Outcrossing rates may change along with a variety of factors, both genetic and environmental, including loss of pollinators often associated with shifts in habitat (Ganders 1978; Delph 1990b; Weller and Sakai 1990); changes in dichogamy and floral morphology (e.g., Ritland and Ritland 1989; Sun and Ganders 1990; Holtsford and Ellstrand 1992; Belaoussoff and Shore 1995) and increases in the proportion of females in the population (e.g., Kesseli and Jain 1984; Sun and Ganders 1986, 1988).
In the melittophilous Uvaria concava and in Unonopsis species this strict protogynous dichogamy without overlapping of the pistillate and staminate stages is suspended.
There is no dichogamy in the species as the anthers released pollen as soon as the flower opened.
Movements of floral organs involved in herkogamy and dichogamy are restricted to the symmetry plane.
0900 hours until 1900 hours (partial dichogamy) with both structures well separated.
Intraspecific surveys of mating system variation among populations have demonstrated associations between levels of outcrossing and a variety of demographic and genetic factors including flower color (Horovitz and Harding 1972), degree of dichogamy (i.e., temporal separation of sexual function within flowers [Vasek and Harding 1976, Schoen 1982]), plant density (Farris and Mitton 1984, Wolff et al.
Factors such as dichogamy (temporal separation of sexual functions within flowers) and pollinator directionality (movement of pollinators along inflorescences) may produce such differences in the mating environment of flowers (Darwin 1877; Pellmyr 1987; Brunet 1990).
Self-pollination can be favored by cleistogamy, chasmogamy and self-compatibility, while cross pollination can be favored by dichogamy, herkogamy and self-incompatibility (Frankel & Galun, 1977).

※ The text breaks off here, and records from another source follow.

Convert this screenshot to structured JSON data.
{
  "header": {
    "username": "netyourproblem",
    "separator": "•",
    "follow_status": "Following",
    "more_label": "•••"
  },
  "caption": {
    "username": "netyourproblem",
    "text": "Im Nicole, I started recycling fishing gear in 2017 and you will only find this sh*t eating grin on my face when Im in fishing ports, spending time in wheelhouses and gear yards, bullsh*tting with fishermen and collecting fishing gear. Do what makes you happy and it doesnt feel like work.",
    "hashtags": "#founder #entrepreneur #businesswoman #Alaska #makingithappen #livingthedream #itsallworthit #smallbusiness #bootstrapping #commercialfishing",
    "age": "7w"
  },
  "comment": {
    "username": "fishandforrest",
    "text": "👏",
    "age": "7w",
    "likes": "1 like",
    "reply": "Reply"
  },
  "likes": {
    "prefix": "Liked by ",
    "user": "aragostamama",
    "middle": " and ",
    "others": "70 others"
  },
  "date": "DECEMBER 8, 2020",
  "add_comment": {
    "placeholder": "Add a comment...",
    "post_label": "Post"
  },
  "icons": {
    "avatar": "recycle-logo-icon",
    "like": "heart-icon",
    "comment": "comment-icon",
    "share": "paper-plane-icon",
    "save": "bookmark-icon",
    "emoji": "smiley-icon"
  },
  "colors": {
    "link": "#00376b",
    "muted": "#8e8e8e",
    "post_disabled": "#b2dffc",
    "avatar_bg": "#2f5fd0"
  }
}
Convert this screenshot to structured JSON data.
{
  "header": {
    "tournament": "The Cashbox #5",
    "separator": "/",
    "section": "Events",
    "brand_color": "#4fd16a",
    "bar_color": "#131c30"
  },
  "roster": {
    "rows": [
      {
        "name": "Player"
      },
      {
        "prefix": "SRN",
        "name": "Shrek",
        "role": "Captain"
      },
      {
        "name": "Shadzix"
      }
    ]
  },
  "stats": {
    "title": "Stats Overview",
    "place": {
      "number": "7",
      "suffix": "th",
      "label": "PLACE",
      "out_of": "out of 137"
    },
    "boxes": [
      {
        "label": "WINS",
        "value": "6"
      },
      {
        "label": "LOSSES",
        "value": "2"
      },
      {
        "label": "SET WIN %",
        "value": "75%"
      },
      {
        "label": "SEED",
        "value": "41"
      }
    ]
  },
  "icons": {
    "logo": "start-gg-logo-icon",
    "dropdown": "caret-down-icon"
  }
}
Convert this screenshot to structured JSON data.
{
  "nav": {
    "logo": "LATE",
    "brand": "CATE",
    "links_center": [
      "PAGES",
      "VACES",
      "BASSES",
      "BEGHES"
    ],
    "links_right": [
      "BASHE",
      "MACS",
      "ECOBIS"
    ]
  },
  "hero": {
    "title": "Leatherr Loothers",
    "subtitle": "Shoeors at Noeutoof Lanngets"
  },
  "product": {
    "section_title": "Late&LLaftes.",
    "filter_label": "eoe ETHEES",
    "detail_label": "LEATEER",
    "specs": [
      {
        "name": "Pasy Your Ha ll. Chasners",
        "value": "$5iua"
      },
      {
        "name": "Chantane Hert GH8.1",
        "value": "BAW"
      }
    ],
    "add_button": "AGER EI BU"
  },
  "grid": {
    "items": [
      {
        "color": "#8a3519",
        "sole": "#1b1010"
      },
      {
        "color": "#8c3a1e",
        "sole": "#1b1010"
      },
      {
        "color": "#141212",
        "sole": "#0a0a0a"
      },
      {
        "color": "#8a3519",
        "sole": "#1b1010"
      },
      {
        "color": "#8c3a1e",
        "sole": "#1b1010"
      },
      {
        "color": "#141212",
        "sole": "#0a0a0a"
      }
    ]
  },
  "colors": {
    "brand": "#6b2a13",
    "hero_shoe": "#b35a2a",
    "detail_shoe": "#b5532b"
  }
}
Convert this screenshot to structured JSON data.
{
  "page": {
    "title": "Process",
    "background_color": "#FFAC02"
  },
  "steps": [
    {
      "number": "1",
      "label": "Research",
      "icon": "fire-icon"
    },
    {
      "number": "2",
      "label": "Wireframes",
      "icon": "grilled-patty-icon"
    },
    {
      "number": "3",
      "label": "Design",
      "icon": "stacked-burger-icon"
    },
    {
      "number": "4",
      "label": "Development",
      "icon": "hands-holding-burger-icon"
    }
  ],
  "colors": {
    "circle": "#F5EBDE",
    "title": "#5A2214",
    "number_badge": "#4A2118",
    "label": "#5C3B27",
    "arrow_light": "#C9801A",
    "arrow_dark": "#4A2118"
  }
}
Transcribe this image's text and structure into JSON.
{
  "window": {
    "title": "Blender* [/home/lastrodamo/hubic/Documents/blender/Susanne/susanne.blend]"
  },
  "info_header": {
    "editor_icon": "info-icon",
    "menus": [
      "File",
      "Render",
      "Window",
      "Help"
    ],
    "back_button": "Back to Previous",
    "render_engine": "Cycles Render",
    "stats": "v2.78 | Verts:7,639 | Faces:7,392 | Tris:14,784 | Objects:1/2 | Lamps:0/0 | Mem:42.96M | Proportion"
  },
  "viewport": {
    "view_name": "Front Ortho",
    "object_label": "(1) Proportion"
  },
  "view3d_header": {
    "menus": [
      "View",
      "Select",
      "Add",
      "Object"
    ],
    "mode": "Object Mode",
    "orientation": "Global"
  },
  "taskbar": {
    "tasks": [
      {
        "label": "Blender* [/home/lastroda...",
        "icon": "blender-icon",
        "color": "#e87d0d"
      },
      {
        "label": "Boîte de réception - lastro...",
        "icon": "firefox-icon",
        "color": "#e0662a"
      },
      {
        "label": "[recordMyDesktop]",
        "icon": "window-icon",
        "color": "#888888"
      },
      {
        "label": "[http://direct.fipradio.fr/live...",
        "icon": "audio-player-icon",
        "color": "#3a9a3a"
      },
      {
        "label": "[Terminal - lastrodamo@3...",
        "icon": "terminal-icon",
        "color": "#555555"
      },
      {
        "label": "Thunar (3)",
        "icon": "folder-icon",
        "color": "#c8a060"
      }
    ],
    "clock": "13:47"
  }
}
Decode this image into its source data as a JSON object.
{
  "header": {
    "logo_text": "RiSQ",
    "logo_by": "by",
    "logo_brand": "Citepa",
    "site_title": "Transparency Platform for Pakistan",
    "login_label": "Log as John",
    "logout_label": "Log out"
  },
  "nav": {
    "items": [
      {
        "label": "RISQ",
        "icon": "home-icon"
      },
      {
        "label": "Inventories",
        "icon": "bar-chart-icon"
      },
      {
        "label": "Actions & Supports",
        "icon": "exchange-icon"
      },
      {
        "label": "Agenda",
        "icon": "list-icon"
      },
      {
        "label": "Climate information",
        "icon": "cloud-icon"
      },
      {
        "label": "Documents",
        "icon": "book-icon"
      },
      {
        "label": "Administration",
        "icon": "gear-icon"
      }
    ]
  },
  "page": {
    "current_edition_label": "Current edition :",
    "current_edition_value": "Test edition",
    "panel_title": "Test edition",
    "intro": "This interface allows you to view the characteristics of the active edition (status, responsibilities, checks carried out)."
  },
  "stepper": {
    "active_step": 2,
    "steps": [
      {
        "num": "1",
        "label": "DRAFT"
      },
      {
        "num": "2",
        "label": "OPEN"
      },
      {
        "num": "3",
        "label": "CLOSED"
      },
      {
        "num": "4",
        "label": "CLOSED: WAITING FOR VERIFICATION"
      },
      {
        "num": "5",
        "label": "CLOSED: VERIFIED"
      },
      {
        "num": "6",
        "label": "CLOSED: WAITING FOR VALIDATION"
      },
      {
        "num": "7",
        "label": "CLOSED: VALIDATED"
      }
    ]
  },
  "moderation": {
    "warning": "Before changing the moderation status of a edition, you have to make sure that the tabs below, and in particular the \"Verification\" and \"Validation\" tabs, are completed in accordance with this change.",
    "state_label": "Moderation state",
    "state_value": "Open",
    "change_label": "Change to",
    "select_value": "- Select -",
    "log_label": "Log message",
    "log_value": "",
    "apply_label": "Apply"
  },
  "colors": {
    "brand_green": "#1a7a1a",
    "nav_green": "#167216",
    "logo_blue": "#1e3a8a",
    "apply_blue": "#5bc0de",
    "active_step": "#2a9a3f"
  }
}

nervosa presents dichogamy and it could be that abortion is a consequence of self-incompatibility rather than herbivore damage alone.